◆ **YOUR TASK**: Go through the entries one line at a time, and gather every line that has the word "Styles".

◆ **MATERIAL FOR THIS EXERCISE**:
____

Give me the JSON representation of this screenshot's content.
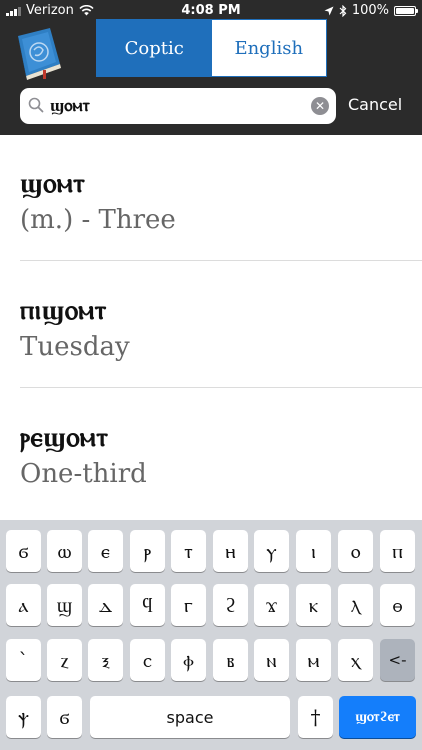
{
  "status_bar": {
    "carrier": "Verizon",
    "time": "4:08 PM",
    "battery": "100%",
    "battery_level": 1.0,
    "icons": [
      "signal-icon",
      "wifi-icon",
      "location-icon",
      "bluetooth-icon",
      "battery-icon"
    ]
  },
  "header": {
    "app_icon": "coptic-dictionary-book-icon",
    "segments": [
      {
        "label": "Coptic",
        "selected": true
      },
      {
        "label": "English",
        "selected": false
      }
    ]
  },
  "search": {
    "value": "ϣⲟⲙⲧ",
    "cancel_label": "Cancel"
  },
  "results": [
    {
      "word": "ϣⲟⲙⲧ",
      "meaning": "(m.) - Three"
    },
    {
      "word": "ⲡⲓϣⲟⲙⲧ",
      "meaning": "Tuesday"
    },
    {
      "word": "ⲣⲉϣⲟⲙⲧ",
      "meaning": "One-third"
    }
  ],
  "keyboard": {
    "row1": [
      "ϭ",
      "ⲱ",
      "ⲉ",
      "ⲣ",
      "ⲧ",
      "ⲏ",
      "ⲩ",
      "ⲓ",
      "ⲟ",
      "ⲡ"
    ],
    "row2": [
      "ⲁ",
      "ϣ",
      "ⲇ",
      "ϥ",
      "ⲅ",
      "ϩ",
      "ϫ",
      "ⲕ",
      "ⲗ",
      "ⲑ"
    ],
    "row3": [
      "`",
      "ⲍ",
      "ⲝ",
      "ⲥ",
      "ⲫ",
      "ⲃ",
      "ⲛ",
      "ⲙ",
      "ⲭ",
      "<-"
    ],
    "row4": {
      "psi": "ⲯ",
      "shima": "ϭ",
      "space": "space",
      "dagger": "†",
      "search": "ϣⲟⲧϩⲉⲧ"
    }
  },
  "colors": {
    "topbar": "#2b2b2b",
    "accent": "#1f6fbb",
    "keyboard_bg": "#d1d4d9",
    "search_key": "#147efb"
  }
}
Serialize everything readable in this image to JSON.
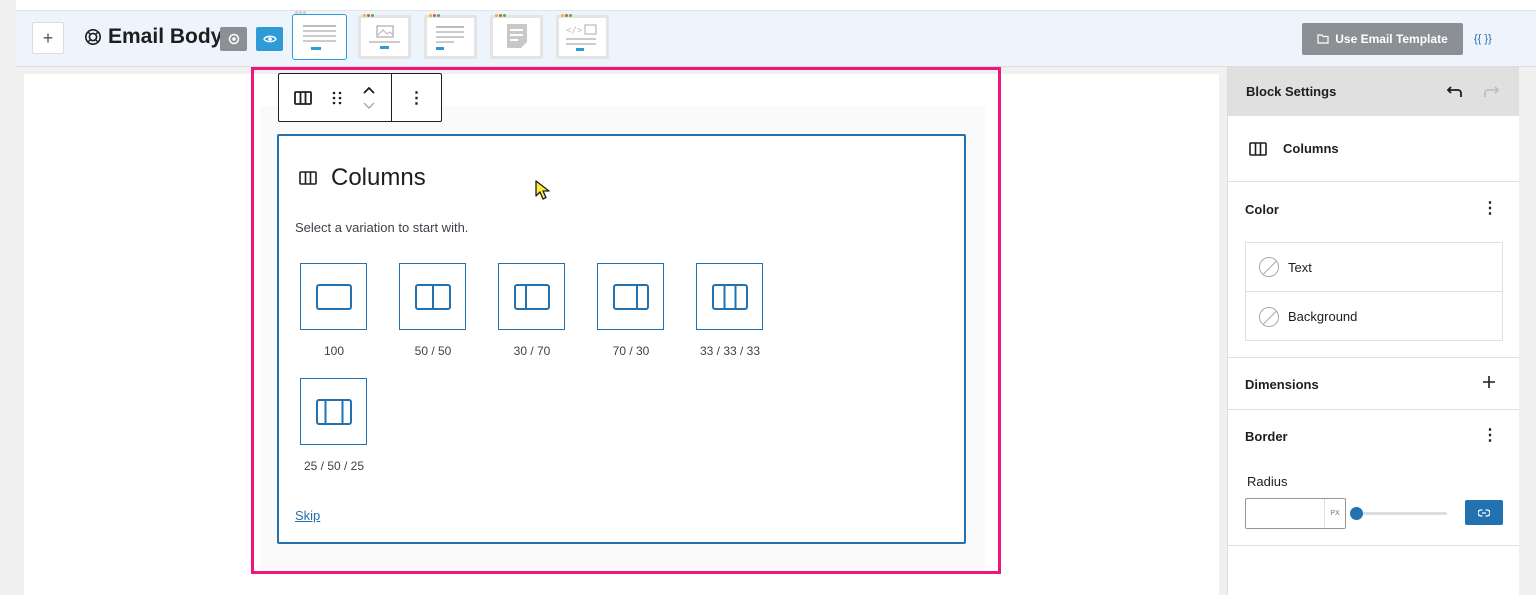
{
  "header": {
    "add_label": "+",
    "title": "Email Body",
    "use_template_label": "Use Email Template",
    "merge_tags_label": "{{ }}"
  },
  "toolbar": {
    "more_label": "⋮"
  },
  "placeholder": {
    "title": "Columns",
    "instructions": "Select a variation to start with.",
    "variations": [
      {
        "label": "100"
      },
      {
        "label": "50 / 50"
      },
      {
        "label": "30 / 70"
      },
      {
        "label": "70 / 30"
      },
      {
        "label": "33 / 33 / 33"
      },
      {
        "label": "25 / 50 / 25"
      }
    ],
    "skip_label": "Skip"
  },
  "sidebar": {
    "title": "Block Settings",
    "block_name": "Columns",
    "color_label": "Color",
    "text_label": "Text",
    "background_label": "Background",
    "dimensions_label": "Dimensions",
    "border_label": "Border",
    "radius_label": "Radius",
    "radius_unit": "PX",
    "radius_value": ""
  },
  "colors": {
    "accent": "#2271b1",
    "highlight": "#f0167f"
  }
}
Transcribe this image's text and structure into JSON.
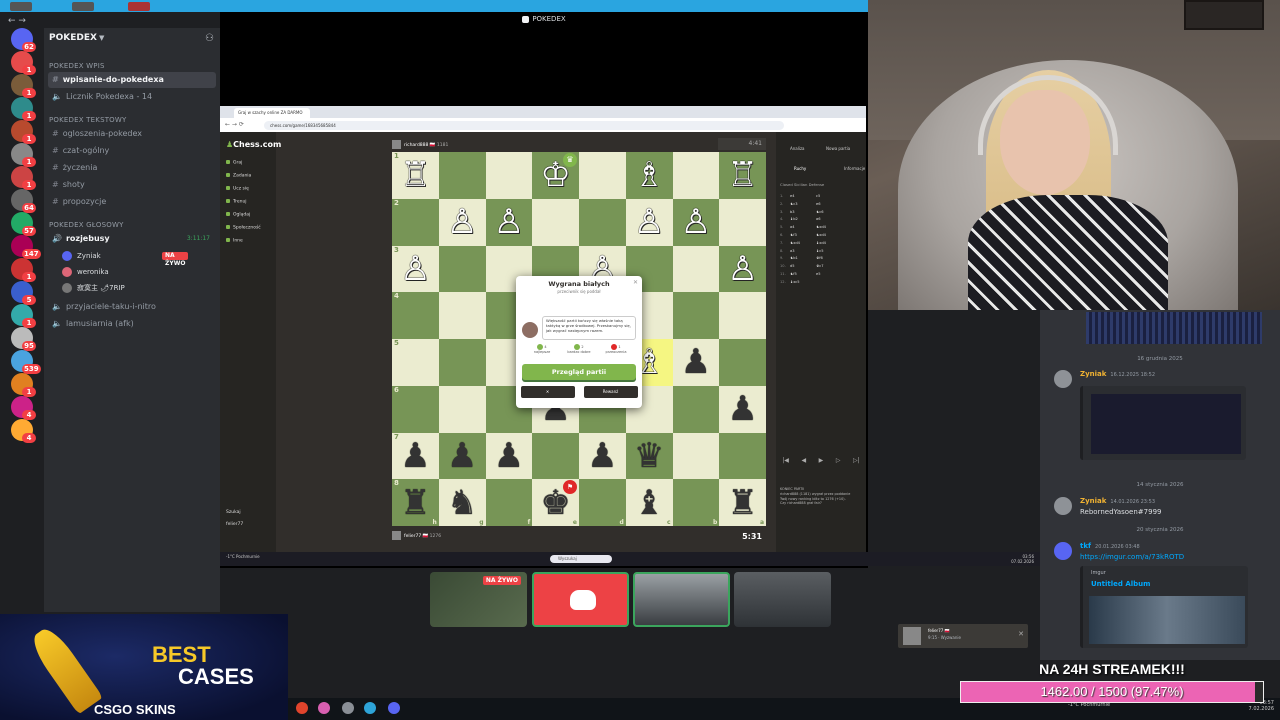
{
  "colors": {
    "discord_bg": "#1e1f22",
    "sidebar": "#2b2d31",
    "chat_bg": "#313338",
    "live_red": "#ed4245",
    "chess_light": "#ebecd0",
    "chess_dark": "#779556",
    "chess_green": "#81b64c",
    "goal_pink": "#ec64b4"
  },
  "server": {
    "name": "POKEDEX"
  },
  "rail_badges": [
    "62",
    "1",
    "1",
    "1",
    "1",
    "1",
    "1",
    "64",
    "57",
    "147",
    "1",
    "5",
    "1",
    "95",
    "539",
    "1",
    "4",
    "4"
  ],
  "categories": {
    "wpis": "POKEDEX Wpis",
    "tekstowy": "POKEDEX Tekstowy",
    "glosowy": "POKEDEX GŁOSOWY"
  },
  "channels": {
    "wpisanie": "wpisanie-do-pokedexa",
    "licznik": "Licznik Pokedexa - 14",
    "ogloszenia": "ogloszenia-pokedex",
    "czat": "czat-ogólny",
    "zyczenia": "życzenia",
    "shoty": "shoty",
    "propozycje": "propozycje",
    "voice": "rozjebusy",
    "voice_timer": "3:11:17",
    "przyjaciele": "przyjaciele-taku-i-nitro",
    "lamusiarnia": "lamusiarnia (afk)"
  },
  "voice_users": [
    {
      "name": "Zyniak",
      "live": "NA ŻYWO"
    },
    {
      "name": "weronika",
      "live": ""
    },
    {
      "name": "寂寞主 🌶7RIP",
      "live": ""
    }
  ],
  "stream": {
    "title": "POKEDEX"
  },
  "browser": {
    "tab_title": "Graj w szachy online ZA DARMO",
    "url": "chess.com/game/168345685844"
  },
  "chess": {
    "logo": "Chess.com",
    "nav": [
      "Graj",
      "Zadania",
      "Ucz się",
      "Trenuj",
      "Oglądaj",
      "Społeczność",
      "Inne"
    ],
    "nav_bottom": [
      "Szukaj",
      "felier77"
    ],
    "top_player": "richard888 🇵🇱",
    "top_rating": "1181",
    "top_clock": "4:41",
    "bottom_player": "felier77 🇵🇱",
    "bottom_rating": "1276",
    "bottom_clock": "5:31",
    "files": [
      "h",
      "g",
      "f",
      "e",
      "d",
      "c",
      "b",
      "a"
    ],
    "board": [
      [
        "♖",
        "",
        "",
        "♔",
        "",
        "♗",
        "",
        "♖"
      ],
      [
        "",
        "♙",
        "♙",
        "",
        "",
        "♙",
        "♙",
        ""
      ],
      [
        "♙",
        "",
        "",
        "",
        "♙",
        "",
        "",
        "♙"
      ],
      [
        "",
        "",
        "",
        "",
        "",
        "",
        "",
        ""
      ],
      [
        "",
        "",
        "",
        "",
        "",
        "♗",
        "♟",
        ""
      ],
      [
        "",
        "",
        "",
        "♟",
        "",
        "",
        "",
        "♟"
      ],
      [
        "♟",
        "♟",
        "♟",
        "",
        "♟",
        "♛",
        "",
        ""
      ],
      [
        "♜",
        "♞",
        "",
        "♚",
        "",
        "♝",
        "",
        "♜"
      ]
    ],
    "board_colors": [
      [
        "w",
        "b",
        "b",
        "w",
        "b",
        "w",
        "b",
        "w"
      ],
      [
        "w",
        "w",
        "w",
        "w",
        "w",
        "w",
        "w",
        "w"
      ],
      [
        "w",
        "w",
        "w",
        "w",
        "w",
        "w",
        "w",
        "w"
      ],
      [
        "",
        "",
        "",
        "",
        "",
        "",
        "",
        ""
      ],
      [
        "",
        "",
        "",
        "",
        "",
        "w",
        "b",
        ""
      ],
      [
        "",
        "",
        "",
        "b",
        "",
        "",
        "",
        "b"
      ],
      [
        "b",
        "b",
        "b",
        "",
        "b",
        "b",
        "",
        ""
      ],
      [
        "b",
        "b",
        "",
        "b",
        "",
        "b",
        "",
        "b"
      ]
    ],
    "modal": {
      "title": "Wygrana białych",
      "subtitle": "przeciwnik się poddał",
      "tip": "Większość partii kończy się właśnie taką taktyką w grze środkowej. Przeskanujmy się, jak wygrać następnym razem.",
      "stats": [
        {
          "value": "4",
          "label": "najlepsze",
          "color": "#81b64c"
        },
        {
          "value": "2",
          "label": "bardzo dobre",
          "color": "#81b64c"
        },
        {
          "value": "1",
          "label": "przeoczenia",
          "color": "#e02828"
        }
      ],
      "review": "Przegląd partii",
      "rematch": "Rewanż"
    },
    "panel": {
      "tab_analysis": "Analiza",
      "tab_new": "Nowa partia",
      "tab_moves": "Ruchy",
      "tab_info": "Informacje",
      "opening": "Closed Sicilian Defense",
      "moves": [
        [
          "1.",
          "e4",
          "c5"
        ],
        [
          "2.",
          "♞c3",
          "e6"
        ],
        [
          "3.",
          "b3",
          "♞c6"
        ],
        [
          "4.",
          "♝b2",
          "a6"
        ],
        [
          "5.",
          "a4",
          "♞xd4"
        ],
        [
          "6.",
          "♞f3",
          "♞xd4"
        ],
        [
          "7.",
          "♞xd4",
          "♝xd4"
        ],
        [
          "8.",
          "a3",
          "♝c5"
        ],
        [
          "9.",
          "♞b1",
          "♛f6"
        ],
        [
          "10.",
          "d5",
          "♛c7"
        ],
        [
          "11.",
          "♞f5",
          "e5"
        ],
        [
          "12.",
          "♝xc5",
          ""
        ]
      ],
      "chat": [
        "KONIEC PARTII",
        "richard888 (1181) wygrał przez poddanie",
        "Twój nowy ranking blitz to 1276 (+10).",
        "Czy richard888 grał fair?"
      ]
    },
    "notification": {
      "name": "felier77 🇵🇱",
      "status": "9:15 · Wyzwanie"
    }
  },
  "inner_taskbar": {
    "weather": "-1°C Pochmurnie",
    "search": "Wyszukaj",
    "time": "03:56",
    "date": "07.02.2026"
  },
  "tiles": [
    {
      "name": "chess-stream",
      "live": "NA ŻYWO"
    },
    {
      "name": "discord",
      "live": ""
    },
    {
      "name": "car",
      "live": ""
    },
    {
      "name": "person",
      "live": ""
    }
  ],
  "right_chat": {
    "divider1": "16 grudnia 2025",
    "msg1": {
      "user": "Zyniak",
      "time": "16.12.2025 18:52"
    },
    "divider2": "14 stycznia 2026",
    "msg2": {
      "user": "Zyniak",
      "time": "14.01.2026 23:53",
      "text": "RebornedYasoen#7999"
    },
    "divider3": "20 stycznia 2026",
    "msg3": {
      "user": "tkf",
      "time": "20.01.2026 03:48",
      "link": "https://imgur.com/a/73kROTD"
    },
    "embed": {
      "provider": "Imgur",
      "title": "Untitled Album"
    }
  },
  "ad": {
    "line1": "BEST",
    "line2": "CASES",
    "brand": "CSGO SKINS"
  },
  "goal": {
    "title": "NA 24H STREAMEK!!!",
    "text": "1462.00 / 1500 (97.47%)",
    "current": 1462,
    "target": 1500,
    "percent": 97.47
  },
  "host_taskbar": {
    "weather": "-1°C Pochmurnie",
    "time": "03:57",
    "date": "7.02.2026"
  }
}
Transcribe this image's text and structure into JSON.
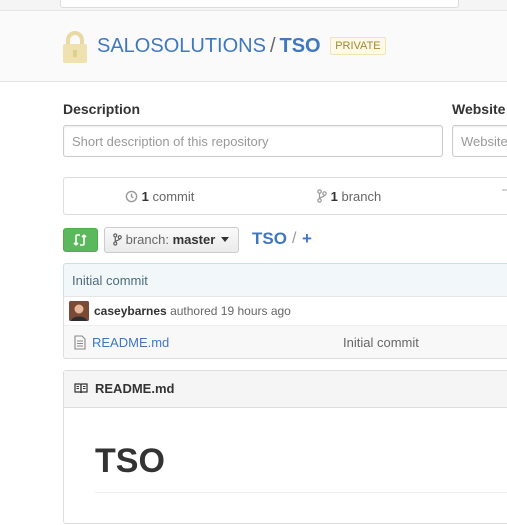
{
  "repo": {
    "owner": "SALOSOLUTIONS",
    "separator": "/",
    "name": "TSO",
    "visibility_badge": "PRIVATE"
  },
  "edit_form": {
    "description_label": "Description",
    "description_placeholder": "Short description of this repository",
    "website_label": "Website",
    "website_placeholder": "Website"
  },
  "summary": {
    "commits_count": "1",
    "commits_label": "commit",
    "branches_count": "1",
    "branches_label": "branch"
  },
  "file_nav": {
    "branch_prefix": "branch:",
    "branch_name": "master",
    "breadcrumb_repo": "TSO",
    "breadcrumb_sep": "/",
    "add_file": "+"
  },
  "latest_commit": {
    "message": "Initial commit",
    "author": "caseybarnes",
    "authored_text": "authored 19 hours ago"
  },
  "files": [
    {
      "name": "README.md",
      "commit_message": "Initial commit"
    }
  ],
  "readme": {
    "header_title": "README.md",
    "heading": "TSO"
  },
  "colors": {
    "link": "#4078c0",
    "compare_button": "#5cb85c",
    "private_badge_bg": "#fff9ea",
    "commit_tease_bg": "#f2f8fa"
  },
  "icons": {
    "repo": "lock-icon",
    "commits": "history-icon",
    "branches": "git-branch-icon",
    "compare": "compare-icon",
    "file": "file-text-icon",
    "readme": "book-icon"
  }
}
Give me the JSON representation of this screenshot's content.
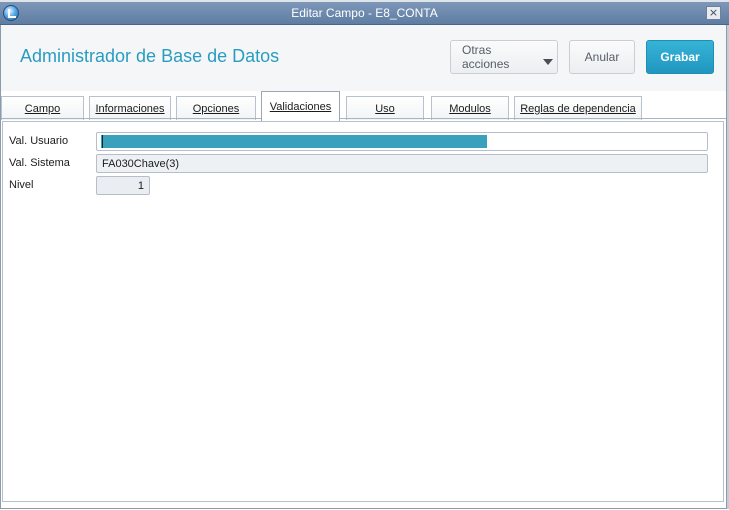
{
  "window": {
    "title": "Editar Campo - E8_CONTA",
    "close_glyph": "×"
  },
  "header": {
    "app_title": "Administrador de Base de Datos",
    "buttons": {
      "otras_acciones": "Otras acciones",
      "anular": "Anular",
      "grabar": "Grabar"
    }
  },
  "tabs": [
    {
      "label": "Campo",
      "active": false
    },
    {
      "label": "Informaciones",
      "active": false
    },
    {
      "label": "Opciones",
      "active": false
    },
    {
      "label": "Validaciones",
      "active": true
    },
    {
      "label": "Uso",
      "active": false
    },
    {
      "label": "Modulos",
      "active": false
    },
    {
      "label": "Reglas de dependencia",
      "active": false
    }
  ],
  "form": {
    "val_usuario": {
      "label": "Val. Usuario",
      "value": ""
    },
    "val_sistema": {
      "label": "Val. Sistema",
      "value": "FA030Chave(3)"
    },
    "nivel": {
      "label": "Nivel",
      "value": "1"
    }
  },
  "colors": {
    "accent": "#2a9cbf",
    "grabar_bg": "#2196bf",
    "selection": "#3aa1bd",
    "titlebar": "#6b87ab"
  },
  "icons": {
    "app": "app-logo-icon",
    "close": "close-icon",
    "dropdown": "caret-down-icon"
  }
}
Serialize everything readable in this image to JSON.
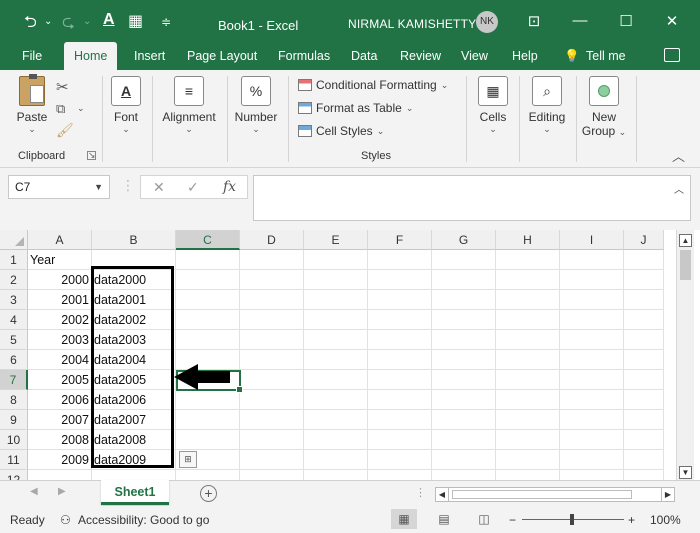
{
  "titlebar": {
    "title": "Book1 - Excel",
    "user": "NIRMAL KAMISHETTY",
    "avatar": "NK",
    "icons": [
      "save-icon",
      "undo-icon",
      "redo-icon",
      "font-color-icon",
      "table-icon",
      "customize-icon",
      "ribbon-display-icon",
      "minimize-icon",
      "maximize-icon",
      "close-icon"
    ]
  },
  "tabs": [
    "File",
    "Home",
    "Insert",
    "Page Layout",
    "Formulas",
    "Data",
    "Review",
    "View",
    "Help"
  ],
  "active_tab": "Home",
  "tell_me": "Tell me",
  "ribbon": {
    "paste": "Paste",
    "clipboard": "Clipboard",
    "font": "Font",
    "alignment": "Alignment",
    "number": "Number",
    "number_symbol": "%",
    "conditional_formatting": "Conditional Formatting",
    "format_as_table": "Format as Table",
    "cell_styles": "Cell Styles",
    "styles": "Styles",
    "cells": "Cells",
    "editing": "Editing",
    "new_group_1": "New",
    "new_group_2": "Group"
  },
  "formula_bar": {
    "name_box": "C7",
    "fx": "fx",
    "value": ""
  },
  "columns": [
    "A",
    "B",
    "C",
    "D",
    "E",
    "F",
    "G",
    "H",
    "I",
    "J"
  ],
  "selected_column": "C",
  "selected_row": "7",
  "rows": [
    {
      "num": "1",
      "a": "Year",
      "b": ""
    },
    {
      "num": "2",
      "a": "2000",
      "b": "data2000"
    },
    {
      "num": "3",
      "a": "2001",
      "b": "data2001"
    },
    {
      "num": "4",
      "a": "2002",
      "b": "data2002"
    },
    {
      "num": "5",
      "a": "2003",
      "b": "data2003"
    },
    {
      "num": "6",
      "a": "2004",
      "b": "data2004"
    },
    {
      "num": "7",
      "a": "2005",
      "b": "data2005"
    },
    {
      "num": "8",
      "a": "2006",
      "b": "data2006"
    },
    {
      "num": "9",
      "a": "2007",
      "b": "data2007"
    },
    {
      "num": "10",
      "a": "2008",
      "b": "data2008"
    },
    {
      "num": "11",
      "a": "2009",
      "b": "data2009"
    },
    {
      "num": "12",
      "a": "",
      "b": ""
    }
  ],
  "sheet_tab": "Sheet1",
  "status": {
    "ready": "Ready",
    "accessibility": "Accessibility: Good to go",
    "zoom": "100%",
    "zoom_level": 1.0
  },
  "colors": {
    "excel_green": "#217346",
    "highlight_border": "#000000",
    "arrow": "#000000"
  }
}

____

◆ **EXPECTED OUTPUT**:
    "cell_styles": "Cell Styles",
    "styles": "Styles",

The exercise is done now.